As regards the domestic economy, Orbán said Hungary had achieved a breakthrough in terms of the situation on the job market. Some 4.5 million people were employed in the country prior to the epidemic, which fell to 4.37 million at the low point of the crisis, he said. But unemployment has started going down again, the economy has begun adding jobs, “which is not just a short-term phenomenon”, the prime minister said. He added that the government’s response measures had saved more than one million jobs. By supporting business developments, the government has also helped create between 70,000 and 80,000 new jobs and some 90,000 people are employed as part of the fostered work scheme, Orbán said. But, he said, because economic crises tended to have delayed effects that only show up 5-6 months later, the government was preparing for “another test around January”.

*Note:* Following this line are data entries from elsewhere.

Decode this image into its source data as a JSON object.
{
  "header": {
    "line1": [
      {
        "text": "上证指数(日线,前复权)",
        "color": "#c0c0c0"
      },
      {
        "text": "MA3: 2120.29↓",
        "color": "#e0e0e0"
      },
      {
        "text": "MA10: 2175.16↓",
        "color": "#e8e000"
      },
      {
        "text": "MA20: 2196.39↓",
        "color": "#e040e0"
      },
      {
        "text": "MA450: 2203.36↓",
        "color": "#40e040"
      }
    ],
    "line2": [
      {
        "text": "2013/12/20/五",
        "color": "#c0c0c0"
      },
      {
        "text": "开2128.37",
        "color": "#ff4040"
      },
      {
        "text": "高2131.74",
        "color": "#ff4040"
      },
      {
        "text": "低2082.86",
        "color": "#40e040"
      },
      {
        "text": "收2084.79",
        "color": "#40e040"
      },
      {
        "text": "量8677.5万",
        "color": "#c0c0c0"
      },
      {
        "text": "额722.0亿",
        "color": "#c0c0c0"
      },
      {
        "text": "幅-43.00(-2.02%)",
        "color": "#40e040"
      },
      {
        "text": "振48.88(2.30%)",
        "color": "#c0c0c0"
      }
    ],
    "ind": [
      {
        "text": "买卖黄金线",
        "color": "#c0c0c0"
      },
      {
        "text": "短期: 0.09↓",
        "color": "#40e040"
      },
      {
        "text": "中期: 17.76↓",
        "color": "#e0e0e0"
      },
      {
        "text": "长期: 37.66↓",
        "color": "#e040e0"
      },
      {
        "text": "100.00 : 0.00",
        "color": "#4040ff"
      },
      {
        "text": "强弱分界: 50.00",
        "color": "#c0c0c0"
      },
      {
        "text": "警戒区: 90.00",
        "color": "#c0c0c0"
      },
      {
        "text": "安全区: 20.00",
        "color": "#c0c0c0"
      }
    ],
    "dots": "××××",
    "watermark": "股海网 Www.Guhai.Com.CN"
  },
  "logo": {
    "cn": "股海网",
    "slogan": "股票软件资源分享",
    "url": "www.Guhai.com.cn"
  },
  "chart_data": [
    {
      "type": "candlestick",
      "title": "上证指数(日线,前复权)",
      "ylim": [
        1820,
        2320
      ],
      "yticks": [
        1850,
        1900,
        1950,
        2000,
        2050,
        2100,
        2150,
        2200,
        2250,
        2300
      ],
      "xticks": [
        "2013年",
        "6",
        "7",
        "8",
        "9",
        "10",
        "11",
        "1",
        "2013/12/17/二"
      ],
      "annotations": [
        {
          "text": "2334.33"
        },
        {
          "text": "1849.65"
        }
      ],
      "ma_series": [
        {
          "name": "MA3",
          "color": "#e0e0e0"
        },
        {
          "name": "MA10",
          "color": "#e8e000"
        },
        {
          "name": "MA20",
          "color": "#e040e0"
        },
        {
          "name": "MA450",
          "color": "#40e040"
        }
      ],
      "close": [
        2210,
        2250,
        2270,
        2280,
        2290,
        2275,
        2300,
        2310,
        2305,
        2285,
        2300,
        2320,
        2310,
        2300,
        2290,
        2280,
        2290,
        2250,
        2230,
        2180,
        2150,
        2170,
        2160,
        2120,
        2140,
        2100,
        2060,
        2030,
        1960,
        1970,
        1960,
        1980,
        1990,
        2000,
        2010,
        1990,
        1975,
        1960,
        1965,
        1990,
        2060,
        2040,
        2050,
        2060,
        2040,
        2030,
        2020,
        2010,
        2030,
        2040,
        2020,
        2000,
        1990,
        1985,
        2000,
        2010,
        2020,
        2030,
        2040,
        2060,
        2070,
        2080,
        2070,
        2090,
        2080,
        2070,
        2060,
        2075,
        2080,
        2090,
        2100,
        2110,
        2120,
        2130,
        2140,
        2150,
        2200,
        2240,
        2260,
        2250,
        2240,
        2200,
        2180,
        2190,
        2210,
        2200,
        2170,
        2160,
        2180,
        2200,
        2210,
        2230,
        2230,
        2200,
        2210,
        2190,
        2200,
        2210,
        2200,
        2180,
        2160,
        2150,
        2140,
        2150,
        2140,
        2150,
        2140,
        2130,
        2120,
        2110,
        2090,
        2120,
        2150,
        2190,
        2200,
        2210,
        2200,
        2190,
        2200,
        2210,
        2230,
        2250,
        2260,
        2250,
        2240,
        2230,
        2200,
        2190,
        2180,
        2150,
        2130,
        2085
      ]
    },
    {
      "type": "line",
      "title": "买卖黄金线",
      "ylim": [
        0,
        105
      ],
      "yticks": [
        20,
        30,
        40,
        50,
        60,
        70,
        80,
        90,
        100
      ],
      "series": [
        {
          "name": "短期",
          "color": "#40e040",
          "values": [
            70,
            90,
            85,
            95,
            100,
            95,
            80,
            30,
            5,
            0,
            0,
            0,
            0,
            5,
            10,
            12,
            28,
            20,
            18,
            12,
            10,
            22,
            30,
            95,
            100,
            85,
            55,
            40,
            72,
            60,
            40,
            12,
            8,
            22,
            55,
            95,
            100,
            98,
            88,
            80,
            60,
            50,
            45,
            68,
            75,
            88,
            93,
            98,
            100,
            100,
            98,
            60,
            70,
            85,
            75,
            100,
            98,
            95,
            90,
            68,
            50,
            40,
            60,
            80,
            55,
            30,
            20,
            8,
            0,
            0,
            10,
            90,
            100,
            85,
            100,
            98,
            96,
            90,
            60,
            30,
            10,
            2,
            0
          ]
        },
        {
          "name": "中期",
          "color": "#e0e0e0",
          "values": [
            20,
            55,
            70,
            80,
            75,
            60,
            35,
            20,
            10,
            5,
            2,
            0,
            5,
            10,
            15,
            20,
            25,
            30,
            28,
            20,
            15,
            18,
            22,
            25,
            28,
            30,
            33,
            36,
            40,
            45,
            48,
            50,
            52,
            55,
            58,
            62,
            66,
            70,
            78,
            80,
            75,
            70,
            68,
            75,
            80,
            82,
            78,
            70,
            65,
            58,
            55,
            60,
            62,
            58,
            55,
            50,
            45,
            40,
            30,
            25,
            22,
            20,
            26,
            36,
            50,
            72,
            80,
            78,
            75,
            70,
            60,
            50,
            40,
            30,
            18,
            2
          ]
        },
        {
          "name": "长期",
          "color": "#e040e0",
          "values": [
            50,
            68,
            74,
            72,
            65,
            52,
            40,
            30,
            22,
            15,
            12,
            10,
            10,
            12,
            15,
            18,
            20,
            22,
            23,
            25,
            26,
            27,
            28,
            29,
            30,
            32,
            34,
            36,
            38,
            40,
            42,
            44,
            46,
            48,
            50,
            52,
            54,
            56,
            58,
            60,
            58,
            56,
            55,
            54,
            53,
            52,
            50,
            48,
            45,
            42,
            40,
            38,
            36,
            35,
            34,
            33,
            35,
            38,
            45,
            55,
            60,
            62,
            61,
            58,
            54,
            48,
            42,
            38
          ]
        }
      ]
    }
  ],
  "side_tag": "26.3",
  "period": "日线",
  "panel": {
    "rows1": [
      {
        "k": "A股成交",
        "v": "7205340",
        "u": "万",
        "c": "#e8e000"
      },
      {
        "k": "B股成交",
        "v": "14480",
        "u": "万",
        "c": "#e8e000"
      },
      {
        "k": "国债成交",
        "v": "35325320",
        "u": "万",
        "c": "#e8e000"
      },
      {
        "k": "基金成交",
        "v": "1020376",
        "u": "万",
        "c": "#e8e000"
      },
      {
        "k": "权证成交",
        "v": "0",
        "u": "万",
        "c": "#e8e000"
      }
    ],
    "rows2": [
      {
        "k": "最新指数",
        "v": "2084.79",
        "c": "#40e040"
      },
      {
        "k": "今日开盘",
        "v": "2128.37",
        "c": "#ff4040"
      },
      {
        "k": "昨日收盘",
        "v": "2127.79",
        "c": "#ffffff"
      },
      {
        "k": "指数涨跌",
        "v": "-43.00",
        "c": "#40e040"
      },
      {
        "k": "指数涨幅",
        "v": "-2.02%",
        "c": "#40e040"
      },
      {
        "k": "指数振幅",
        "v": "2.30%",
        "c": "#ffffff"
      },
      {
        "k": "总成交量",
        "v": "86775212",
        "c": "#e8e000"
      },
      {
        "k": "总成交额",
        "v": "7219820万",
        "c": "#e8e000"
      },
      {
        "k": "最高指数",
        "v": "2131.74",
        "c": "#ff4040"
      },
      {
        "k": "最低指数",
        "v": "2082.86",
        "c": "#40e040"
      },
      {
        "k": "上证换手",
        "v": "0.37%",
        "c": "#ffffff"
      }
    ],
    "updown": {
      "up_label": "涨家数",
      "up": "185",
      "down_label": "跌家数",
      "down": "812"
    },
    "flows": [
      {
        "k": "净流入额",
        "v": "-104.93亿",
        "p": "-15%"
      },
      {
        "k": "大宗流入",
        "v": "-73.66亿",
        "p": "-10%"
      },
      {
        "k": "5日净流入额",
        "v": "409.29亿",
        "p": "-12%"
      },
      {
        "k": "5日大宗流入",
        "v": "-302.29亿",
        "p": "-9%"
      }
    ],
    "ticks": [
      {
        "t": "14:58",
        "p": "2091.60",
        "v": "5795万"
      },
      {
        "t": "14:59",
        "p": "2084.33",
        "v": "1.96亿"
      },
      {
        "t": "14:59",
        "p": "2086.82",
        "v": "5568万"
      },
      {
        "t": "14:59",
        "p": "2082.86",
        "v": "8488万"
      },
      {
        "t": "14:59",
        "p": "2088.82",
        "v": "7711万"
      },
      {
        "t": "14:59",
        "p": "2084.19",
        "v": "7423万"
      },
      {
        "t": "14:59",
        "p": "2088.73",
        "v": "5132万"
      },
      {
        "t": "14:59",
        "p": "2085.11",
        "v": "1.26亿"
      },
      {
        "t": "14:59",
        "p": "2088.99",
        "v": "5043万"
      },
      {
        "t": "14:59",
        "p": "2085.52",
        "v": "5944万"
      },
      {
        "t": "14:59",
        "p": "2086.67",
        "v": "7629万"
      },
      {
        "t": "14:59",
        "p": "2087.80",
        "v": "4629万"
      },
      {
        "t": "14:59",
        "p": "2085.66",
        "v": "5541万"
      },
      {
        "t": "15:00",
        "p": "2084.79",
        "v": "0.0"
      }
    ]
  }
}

Concerning a recent court ruling handing a suspended prison sentence to Gábor Kaleta, Hungary’s former ambassador to Peru, for possession of child pornography, Orbán said Hungary needed to enact laws that addressed paedophilia, the exploitation of children, drug use and the dangers or the internet in a way that reassured parents. Drafting, tightening and amending child protection laws will be one of parliament’s most important tasks in the autumn session “because we must protect our children”, he said. He said the “lenient” ruling in the Kaleta case proved that neither the prosecutor’s office nor the courts were under the influence of the government, arguing that if they were “the punishment would have been five times as severe”. “No punishment seems severe enough in a case like this,” Orbán said. He vowed that the court ruling would not be the end of the case, saying he did not want the country to feel as if its government were trying to explain why it was idle in a situation that demanded moral action.